Poker is a game of skill that requires patience and a keen eye for reading other players. The best players can calculate pot odds quickly and quietly, and they have the ability to adapt their strategy as needed.

There are many poker strategies to learn, but a good player will always tweak their approach as they improve. They may read books about particular strategies or discuss their results with other players to identify their strengths and weaknesses.

One of the most important elements of any winning poker strategy is to develop a solid preflop range of strong hands. This is the most effective way to make money from your weaker hands, but it also takes a great deal of discipline to stick to a tight range throughout a session.

Another key aspect of a solid poker strategy is to be aggressive with your strong hands. This will help you build up a large pot and allow you to profit from any bluffs you have made.

It is also important to remember that you should bet more when your opponents check behind than when they bet ahead. Typically, this is because most players check with weak hands that are more likely to fold if they face multiple bets.

Likewise, you should bet more when your opponents raise than when they fold. This will give you an informational advantage over them and allow you to increase the size of the pot if you have a good hand.

In addition to betting, most poker games require players to bet in certain intervals during the betting round. These intervals are called betting intervals and are usually determined by the variant of poker being played.

The first thing you should do when playing poker is to try to figure out how much money the pot will be when the flop comes up. This will help you determine whether to make a bet or not and what you should raise for.

You should always keep your opponents on their toes if you want to be successful in poker. By mixing up your strategy, you will be able to trick them into thinking that you have a better hand than you actually do.

It is also a good idea to be aware of how often your opponents re-raise or limp. These are both very common occurrences in most poker games, and if you can avoid them, you will be able to win more frequently.

If you are playing in a large poker room, it is a good idea to spend some time watching your opponents. This will allow you to identify the strongest and weakest players at the table.

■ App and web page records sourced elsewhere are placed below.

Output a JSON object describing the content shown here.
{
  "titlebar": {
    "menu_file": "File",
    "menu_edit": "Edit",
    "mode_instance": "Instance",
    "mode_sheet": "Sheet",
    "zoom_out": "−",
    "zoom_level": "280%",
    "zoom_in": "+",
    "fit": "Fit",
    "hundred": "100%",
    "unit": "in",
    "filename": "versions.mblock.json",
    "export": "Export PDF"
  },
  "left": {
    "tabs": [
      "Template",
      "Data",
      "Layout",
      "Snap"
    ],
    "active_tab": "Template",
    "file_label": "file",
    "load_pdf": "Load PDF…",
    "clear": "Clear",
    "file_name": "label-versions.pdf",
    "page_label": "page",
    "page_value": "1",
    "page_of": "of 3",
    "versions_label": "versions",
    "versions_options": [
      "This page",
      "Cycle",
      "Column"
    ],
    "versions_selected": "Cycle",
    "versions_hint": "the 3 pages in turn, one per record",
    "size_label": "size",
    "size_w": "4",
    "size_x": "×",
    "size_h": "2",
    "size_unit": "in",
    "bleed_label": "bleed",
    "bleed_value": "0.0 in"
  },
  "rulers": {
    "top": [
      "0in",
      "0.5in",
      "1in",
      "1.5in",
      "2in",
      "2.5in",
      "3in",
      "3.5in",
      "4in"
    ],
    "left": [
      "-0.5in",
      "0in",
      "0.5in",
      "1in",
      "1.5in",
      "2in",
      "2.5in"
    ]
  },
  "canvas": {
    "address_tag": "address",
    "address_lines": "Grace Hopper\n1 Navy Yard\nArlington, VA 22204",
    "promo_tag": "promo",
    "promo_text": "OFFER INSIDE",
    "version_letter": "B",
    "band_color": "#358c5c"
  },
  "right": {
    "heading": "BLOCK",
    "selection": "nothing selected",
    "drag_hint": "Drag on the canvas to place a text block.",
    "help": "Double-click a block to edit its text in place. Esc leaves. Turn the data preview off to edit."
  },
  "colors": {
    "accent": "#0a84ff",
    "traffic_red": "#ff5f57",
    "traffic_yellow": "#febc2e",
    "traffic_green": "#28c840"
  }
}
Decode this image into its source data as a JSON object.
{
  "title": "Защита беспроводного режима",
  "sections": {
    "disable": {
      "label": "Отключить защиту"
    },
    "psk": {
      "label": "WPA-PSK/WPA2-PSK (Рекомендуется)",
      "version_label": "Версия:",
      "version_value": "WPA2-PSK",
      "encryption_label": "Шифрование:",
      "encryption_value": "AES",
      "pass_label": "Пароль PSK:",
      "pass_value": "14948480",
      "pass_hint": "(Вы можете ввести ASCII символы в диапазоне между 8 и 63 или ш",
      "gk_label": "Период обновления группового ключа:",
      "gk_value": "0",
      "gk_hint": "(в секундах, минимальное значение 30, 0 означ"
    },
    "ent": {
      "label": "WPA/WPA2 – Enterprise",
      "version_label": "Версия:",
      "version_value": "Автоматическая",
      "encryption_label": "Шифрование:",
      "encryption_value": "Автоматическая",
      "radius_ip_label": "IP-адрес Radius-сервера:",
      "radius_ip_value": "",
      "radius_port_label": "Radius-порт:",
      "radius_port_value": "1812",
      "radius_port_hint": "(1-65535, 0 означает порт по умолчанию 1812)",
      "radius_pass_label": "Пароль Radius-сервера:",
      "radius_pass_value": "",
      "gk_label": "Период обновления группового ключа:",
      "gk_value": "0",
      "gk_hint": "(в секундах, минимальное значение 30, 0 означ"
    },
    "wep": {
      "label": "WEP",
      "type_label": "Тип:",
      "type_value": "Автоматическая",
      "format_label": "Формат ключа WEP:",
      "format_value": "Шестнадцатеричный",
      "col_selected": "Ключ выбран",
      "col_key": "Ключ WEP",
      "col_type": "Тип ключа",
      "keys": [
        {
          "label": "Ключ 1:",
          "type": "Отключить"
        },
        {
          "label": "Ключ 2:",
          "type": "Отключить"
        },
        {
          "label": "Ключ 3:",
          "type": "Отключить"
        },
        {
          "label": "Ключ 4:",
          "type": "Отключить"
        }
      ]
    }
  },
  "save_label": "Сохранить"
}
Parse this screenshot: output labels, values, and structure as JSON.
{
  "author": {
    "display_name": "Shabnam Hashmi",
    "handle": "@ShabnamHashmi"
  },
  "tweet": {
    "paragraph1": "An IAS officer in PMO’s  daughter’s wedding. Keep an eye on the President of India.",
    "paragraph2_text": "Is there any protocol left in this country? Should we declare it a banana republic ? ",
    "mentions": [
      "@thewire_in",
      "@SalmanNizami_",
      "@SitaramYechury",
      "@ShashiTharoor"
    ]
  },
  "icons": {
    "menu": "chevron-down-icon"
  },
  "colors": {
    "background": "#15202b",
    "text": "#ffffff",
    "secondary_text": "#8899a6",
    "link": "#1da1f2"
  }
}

This will ensure that you are playing against the right people at all times and will also help you to improve your skills. You will be able to win more frequently and move up the stakes in a shorter period of time, making it easier for you to reach your financial goals.